Blizzard Post
04/07/2015 08:07 AMPosted by Mvura
Why is that? What makes mechanics in the game create feelings of injustice rather than just distaste?

I think it's mostly to do with ownership. You see the same thing with some movies, especially with popular movie franchises, that the dynamic of product creator and product consumer changes--and this is compounded when you factor in age and nostalgic factors. It's not just about making something to entertain for a couple hours anymore and a 'We hope you had fun!' and everyone moves on, it's had an impact on who they are, and it's something they've invested some portion of their life toward. In most cases you'll also find these things have a human element, where relationships are formed, experiences with friends are had, and memories made. When you're involved in creating the entertainment that defines a part of who someone is, and this is especially true of games and gamers, you're not just making something they can choose to buy or not, you're continually trying to deliver on a promise. It's usually not a promise anyone wrote down, or put on a website, but it's an expectation that this piece of their life won't betray them by becoming something else.

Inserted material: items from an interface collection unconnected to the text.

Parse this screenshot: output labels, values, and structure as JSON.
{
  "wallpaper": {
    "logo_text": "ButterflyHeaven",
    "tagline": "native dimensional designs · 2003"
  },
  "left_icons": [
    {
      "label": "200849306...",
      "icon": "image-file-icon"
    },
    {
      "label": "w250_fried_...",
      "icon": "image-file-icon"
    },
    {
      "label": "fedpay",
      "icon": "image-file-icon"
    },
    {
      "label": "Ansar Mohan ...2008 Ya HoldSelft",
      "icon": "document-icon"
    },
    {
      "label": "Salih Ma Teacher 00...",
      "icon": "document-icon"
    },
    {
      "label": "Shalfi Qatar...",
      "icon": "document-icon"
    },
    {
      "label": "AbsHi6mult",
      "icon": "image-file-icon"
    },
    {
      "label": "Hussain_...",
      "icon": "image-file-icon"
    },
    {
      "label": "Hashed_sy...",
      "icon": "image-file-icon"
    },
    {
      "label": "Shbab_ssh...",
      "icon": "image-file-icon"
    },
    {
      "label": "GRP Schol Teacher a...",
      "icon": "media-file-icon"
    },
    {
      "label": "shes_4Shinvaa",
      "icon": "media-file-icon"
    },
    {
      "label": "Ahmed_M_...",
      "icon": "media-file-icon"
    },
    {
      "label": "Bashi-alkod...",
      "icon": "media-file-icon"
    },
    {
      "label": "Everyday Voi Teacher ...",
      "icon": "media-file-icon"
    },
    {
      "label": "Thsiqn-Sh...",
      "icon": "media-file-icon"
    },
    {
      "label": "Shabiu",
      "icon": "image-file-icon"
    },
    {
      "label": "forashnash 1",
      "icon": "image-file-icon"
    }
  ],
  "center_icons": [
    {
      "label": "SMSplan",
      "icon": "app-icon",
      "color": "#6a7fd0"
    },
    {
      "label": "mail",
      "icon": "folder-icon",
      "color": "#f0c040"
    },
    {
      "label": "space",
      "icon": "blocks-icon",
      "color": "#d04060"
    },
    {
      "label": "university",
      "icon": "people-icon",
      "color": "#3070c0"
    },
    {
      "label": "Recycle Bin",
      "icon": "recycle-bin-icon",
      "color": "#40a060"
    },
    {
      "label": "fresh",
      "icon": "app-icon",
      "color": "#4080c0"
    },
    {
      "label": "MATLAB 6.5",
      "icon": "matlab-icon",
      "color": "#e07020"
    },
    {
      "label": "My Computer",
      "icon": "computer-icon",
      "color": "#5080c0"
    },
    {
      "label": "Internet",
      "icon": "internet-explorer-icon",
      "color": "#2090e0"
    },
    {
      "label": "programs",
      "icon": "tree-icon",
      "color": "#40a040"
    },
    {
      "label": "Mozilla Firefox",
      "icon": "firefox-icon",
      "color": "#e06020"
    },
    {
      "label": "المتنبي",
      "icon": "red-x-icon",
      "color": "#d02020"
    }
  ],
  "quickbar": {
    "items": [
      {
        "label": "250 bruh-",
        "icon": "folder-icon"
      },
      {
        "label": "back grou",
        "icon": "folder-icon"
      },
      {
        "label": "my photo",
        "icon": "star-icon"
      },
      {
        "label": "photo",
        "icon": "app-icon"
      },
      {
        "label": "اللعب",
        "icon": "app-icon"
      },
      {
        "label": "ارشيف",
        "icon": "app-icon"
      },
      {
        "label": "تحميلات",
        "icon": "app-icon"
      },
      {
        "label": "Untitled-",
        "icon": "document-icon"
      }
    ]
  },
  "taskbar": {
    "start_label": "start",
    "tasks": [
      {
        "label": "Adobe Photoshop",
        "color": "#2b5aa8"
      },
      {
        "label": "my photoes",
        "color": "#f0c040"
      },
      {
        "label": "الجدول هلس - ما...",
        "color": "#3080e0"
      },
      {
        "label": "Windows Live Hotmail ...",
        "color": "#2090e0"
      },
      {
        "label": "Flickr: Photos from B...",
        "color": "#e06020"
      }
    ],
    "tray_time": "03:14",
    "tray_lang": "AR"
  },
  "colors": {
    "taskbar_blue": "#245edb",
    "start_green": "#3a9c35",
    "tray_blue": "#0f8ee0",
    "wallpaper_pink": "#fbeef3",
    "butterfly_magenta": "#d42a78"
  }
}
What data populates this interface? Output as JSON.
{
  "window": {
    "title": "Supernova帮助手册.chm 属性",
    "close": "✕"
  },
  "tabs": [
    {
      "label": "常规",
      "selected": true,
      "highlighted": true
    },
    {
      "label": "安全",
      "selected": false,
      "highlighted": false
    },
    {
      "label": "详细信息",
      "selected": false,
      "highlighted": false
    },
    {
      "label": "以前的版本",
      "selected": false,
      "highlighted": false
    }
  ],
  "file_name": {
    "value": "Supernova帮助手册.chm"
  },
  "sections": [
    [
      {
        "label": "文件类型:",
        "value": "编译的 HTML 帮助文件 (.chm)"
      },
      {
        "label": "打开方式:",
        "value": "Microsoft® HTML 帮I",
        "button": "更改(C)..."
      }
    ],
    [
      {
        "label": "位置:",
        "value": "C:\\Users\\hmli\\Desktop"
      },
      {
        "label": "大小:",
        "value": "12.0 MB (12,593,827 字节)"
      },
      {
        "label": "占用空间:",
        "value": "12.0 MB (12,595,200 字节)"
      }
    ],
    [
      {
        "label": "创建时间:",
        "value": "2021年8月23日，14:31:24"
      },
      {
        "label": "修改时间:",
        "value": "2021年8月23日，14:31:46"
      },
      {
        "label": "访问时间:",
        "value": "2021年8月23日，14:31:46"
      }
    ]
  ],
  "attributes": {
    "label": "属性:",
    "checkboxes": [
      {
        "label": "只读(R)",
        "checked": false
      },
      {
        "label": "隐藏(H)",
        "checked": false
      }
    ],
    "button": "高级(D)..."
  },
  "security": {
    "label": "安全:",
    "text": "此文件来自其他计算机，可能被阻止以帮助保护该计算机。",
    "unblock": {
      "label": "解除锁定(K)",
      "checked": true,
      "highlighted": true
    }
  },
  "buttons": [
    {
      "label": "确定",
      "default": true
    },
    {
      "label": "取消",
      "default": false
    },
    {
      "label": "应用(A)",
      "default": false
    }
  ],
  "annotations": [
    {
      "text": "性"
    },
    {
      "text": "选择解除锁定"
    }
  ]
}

All of this is sometimes explained or downplayed as entitlement, and I think that word is often used as a way to belittle people who rightfully have expectations--who have a deep and emotional connection to a life experience that just happens to be based around a piece of entertainment.

It's no small part of our job to ensure that when you see one of our game logos, or just the Blizzard logo, you know that when you pick up that box, or click on a link, it's going to be something that delivers on all those promises, and that those expectations are not only met but exceeded. It's a really difficult, and scary, and exciting, and wondrous obligation we have. And one that we really enjoy challenging ourselves with. Every day.